Would that be enough to make it scary? Who knows. But I always keep a saying from an American Vietnam veteran in mind. Don't know how it exactly went anymore, but he wrote:
"It were not the (few) actual enemy encounters that feared us. It was the constant knowledge that we *could* encounter the enemy, any time". Piece bro.

Same hall, but with our Red Alert friend. Can't see it here yet, but I added "mirrors" to the engine. You know, for high reflective marble floors, water or... mirrors.


  1. Hi, I've started to read your blog liek two weaks ago and I really like it. I even wanted to suggest you to play Amnesia game ;)

    Getting back to scene, i think it would eb much scarier if the picutre would not look like brand new. ;)

  2. Hey, and welcome!
    Recently I played the Amnesia demo. Indeed a scary game. In fact maybe even more than the average shoot'm-up horror game. You really panic when encountering the enemy, without a shotgun for a change. Being sort of defenseless for the enemy is one of those elements T22 will also use.

    About the brand-new look, the sketch above is just a quicky. Brain thinks, hand moves, voila. I'm not really handy with a tablet anyway. Still prefer paper, ink & pastel, although it takes ages to finish something then :)

    The in-game screenshots may look too polished too. Luckily there are plenty of (post)effects to experiment with. High contrasts, darkness, colorizing, saturating (like the old-paper Sepia filter), blurring, adding noise, and so on. It will be certainly used, though we still have to figure when & how. Having dark fog or an old-film filter applied all the time may get annoying after a while.

  3. I was refering to the in-game screenshot with the picture of Stalin;) I would never dare to criticize your sketch casue I think it is really good. Way better than I would ever draw by hand :)

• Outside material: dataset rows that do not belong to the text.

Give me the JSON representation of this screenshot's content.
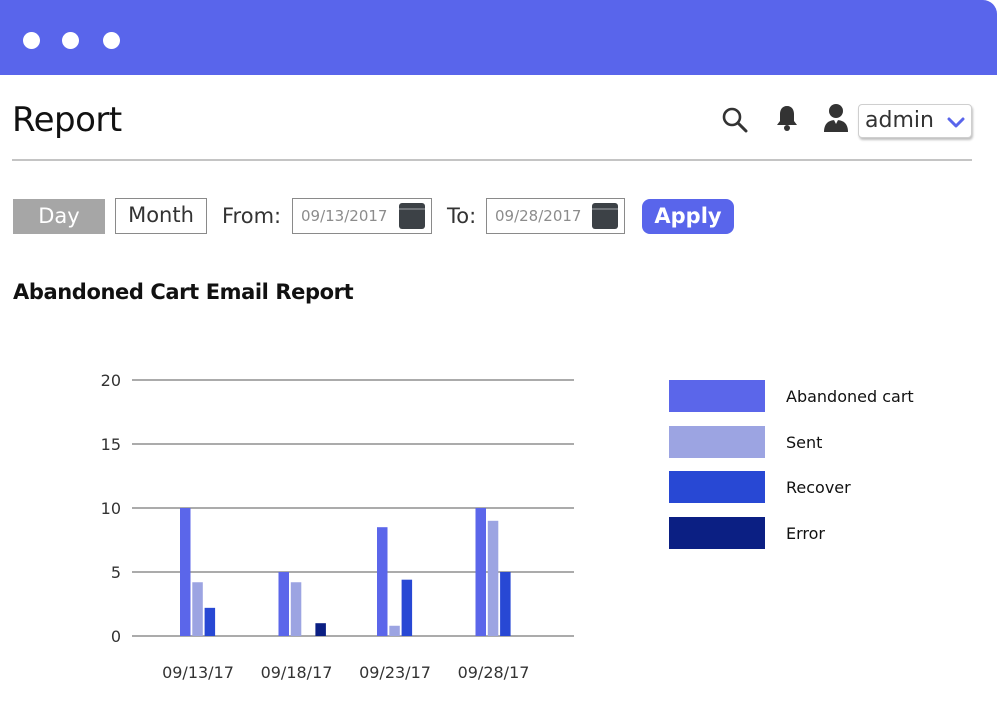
{
  "window": {
    "title_color": "#5965eb"
  },
  "header": {
    "title": "Report",
    "user": {
      "name": "admin"
    },
    "icons": [
      "search-icon",
      "bell-icon",
      "user-icon",
      "chevron-down-icon"
    ]
  },
  "filters": {
    "day_label": "Day",
    "month_label": "Month",
    "from_label": "From:",
    "from_date": "09/13/2017",
    "to_label": "To:",
    "to_date": "09/28/2017",
    "apply_label": "Apply",
    "selected_period": "Day"
  },
  "report": {
    "title": "Abandoned Cart Email Report"
  },
  "chart_data": {
    "type": "bar",
    "categories": [
      "09/13/17",
      "09/18/17",
      "09/23/17",
      "09/28/17"
    ],
    "series": [
      {
        "name": "Abandoned cart",
        "values": [
          10,
          5,
          8.5,
          10
        ],
        "color": "#5b66ea"
      },
      {
        "name": "Sent",
        "values": [
          4.2,
          4.2,
          0.8,
          9
        ],
        "color": "#9ca4e2"
      },
      {
        "name": "Recover",
        "values": [
          2.2,
          0,
          4.4,
          5
        ],
        "color": "#2848d4"
      },
      {
        "name": "Error",
        "values": [
          0,
          1,
          0,
          0
        ],
        "color": "#0b1f83"
      }
    ],
    "yticks": [
      0,
      5,
      10,
      15,
      20
    ],
    "ylim": [
      0,
      20
    ],
    "grid": true,
    "legend_position": "right"
  }
}
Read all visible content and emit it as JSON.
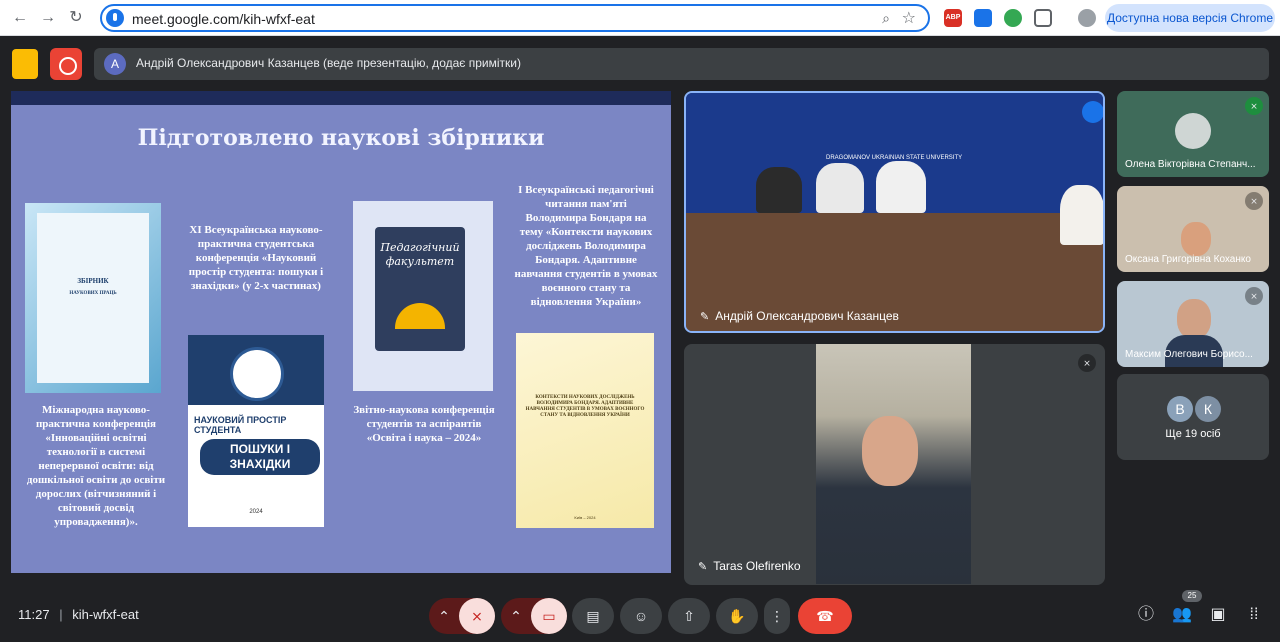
{
  "browser": {
    "url": "meet.google.com/kih-wfxf-eat",
    "update_label": "Доступна нова версія Chrome",
    "ext_abp": "ABP"
  },
  "meet": {
    "presenter_initial": "A",
    "presenter_text": "Андрій Олександрович Казанцев (веде презентацію, додає примітки)"
  },
  "slide": {
    "title": "Підготовлено наукові збірники",
    "item1_cover_title": "ЗБІРНИК",
    "item1_cover_subtitle": "НАУКОВИХ ПРАЦЬ",
    "item1_caption": "Міжнародна науково-практична конференція «Інноваційні освітні технології в системі неперервної освіти: від дошкільної освіти до освіти дорослих (вітчизняний і світовий досвід упровадження)».",
    "item2_caption": "XI Всеукраїнська науково-практична студентська конференція «Науковий простір студента: пошуки і знахідки» (у 2-х частинах)",
    "item2_cover_title": "НАУКОВИЙ ПРОСТІР СТУДЕНТА",
    "item2_cover_banner": "ПОШУКИ І ЗНАХІДКИ",
    "item2_cover_year": "2024",
    "item3_cover_title": "Педагогічний факультет",
    "item3_caption": "Звітно-наукова конференція студентів та аспірантів «Освіта і наука – 2024»",
    "item4_caption": "І Всеукраїнські педагогічні читання пам'яті Володимира Бондаря на тему «Контексти наукових досліджень Володимира Бондаря. Адаптивне навчання студентів в умовах воєнного стану та відновлення України»",
    "item4_cover_title": "КОНТЕКСТИ НАУКОВИХ ДОСЛІДЖЕНЬ ВОЛОДИМИРА БОНДАРЯ. АДАПТИВНЕ НАВЧАННЯ СТУДЕНТІВ В УМОВАХ ВОЄННОГО СТАНУ ТА ВІДНОВЛЕННЯ УКРАЇНИ",
    "item4_cover_footer": "Київ – 2024"
  },
  "tiles": {
    "main_name": "Андрій Олександрович Казанцев",
    "taras_name": "Taras Olefirenko",
    "side1_name": "Олена Вікторівна Степанч...",
    "side2_name": "Оксана Григорівна Коханко",
    "side3_name": "Максим Олегович Борисо...",
    "more_a": "В",
    "more_b": "К",
    "more_label": "Ще 19 осіб",
    "banner_text": "DRAGOMANOV UKRAINIAN STATE UNIVERSITY"
  },
  "bottom": {
    "time": "11:27",
    "meeting_code": "kih-wfxf-eat",
    "participants_count": "25"
  },
  "colors": {
    "accent": "#1a73e8",
    "end_call": "#ea4335",
    "slide_bg": "#7b86c4"
  }
}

    What I meant about the scene with Stalin is that the walls are old, moisty, dusty but the picture of Stalin which is looking like a brand new. And this makes some contrast. Thats all what I Wanted to say :)

  4. You're right. Stalin won't be in the game though, just placed his head to decorate the otherwise very empty (test)hall. Later on most objects will probably have a layer of dust, smear, rust or other effects to remove the brand-new look ;)